Principals at Nursing Training Colleges in the Upper West Region have expressed worry about the activities of protocol admission contractors.
Speaking on behalf of colleague principals at a regional matriculation of 1,044 students in Wa, the Principal of the Wa Nursing Training College, George Segnitome revealed that protocol admission contractors allegedly take money from prospective applicants, parade the corridors of influential people and turn to stampede the principals with phone calls in a desperate bid to have people admitted.
This he said is objectionable and criminal and called for the vigilance of all to bring the perpetrators to book.
‘‘We wish to remain resolute, firm and fair to generate the would-be nurse and midwives using merit criteria associated with the interviews.
Life is at stake here. Should we relent in doing what is right, we all individually and collectively, will pay a heavy price for dabbling in mediocrity,’’ he added
Out of total of 4,484 applicants interviewed by the seven Health Training Institutions in the region, they could only admit 1,044 students representing 23 per cent.
The institutions attributed their inability to offer admissions to a significant proportion of the applicants to infrastructure and staff constraints.
Mr. Segnitome warned that management of the schools will be compelled to cut down the intake of students for the 2015/2016 academic year if the infrastructural situation does not improve.
He also used the opportunity to appeal to the government to reconsider its decision on the students’ monthly allowances, positing that the students provide clinical services whilst training in an environment that is very challenging.
‘‘Society should take a relook at the fate these youngsters. They should be supported in a way to boost their resistance to diseases. In our view it is possible to calculate the period of clinical practice in the health facility and tag that to our stipends,’’ he argued.
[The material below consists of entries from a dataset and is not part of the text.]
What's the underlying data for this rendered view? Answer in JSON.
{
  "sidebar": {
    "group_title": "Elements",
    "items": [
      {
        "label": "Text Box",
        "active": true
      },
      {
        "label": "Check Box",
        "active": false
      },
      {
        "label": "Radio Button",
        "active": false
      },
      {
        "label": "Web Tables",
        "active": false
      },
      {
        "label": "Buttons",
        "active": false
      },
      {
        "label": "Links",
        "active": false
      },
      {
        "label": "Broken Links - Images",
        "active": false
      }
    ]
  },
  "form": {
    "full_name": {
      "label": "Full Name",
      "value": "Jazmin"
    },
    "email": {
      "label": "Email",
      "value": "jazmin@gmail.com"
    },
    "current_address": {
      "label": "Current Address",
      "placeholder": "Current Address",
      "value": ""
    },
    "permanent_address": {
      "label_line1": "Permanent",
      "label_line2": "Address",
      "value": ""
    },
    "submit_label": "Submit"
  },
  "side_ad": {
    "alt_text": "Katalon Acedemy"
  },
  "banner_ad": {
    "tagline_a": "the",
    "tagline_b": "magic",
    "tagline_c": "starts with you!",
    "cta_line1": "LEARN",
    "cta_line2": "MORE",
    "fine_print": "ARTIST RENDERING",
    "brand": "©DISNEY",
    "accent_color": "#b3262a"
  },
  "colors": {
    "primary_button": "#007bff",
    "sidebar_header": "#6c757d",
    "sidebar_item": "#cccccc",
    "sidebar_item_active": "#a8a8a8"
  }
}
This is the first time matriculants from all seven nursing training institutions have been brought together to do a regional matriculation which organizers say it is to cut down cost associated with funding matriculation ceremonies.